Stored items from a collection
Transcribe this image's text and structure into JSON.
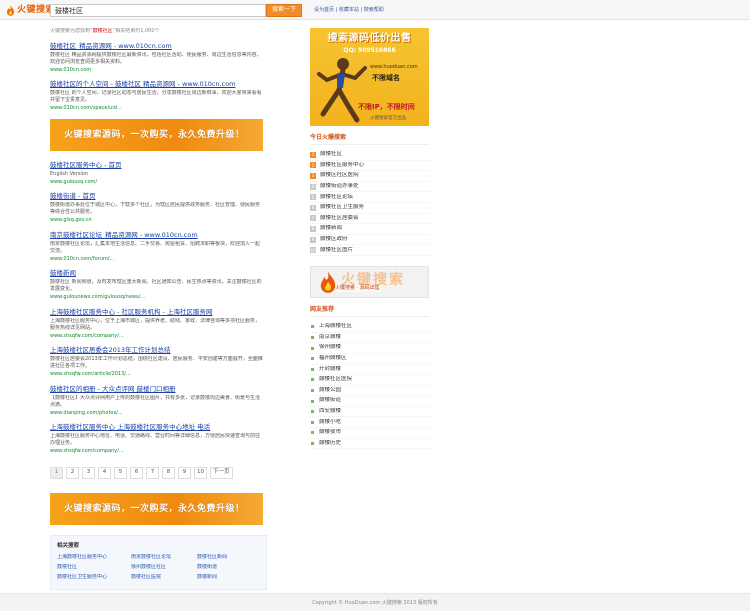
{
  "header": {
    "logo_text": "火键搜索",
    "search_value": "鼓楼社区",
    "search_button": "搜索一下",
    "links": "设为首页 | 收藏本站 | 搜索帮助"
  },
  "results": {
    "stats_prefix": "火键搜索为您找到“",
    "stats_keyword": "鼓楼社区",
    "stats_suffix": "”相关结果约1,000个",
    "items": [
      {
        "title": "鼓楼社区_精品资源网 - www.010cn.com",
        "snippet": "鼓楼社区 精品资源网提供鼓楼社区最新资讯，包括社区活动、便民服务、周边生活信息等内容，欢迎访问浏览查阅更多相关资料。",
        "url": "www.010cn.com"
      },
      {
        "title": "鼓楼社区的个人空间 - 鼓楼社区 精品资源网 - www.010cn.com",
        "snippet": "鼓楼社区 的个人空间，记录社区动态与居民生活，分享鼓楼社区周边新鲜事，欢迎大家常来看看并留下宝贵意见。",
        "url": "www.010cn.com/space/uid..."
      },
      {
        "title": "鼓楼社区服务中心 - 首页",
        "snippet": "English Version",
        "url": "www.gulousq.com/"
      },
      {
        "title": "鼓楼街道 - 首页",
        "snippet": "鼓楼街道办事处位于城区中心，下辖多个社区，为辖区居民提供政务服务、社区管理、便民服务等综合性公共服务。",
        "url": "www.glsq.gov.cn"
      },
      {
        "title": "南京鼓楼社区论坛_精品资源网 - www.010cn.com",
        "snippet": "南京鼓楼社区论坛，汇集本地生活信息、二手交易、房屋租赁、招聘求职等板块，欢迎加入一起交流。",
        "url": "www.010cn.com/forum/..."
      },
      {
        "title": "鼓楼新闻",
        "snippet": "鼓楼社区 新闻频道，及时发布辖区重大新闻、社区通知公告、民生热点等资讯，关注鼓楼社区的发展变化。",
        "url": "www.gulounews.com/gulousq/news/..."
      },
      {
        "title": "上海鼓楼社区服务中心 - 社区服务机构 - 上海社区服务网",
        "snippet": "上海鼓楼社区服务中心，位于上海市城区，提供养老、助残、家政、法律咨询等多项社区服务，服务热线详见网站。",
        "url": "www.shsqfw.com/company/..."
      },
      {
        "title": "上海鼓楼社区居委会2013年工作计划总结",
        "snippet": "鼓楼社区居委会2013年工作计划总结，围绕社区建设、居民服务、平安创建等方面展开，全面推进社区各项工作。",
        "url": "www.shsqfw.com/article/2013/..."
      },
      {
        "title": "鼓楼社区的相册 - 大众点评网 鼓楼门口相册",
        "snippet": "【鼓楼社区】大众点评网用户上传的鼓楼社区图片，共有多张，记录鼓楼周边美食、街景与生活点滴。",
        "url": "www.dianping.com/photos/..."
      },
      {
        "title": "上海鼓楼社区服务中心 上海鼓楼社区服务中心地址 电话",
        "snippet": "上海鼓楼社区服务中心地址、电话、交通路线、营业时间等详细信息，方便居民快速查询与前往办理业务。",
        "url": "www.shsqfw.com/company/..."
      }
    ],
    "banner_text": "火键搜索源码，一次购买，永久免费升级！",
    "pages": [
      "1",
      "2",
      "3",
      "4",
      "5",
      "6",
      "7",
      "8",
      "9",
      "10",
      "下一页"
    ]
  },
  "related": {
    "title": "相关搜索",
    "links": [
      "上海鼓楼社区服务中心",
      "南京鼓楼社区论坛",
      "鼓楼社区新闻",
      "鼓楼社区",
      "徐州鼓楼区社区",
      "鼓楼街道",
      "鼓楼社区卫生服务中心",
      "鼓楼社区医院",
      "鼓楼新闻"
    ]
  },
  "sidebar": {
    "ad": {
      "headline": "搜索源码低价出售",
      "qq": "QQ: 909516866",
      "domain": "www.huoduan.com",
      "unlimited": "不限域名",
      "ip": "不限IP，不限时间",
      "foot": "火键搜索官方出品"
    },
    "hot_heading": "今日火爆搜索",
    "hot_items": [
      "鼓楼社区",
      "鼓楼社区服务中心",
      "鼓楼区社区医院",
      "鼓楼街道办事处",
      "鼓楼社区论坛",
      "鼓楼社区卫生服务",
      "鼓楼社区居委会",
      "鼓楼新闻",
      "鼓楼区政府",
      "鼓楼社区图片"
    ],
    "ad2_caption": "火键搜索 · 源码出售",
    "ad2_bg": "火键搜索",
    "rec_heading": "网友推荐",
    "rec_items": [
      "上海鼓楼社区",
      "南京鼓楼",
      "徐州鼓楼",
      "福州鼓楼区",
      "开封鼓楼",
      "鼓楼社区医院",
      "鼓楼公园",
      "鼓楼街道",
      "西安鼓楼",
      "鼓楼小吃",
      "鼓楼夜市",
      "鼓楼历史"
    ]
  },
  "footer": {
    "text": "Copyright © HuoDuan.com 火键搜索 2013 版权所有"
  }
}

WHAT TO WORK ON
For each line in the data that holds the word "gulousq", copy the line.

WRITTEN ANSWER
        "url": "www.gulousq.com/"
        "url": "www.gulounews.com/gulousq/news/..."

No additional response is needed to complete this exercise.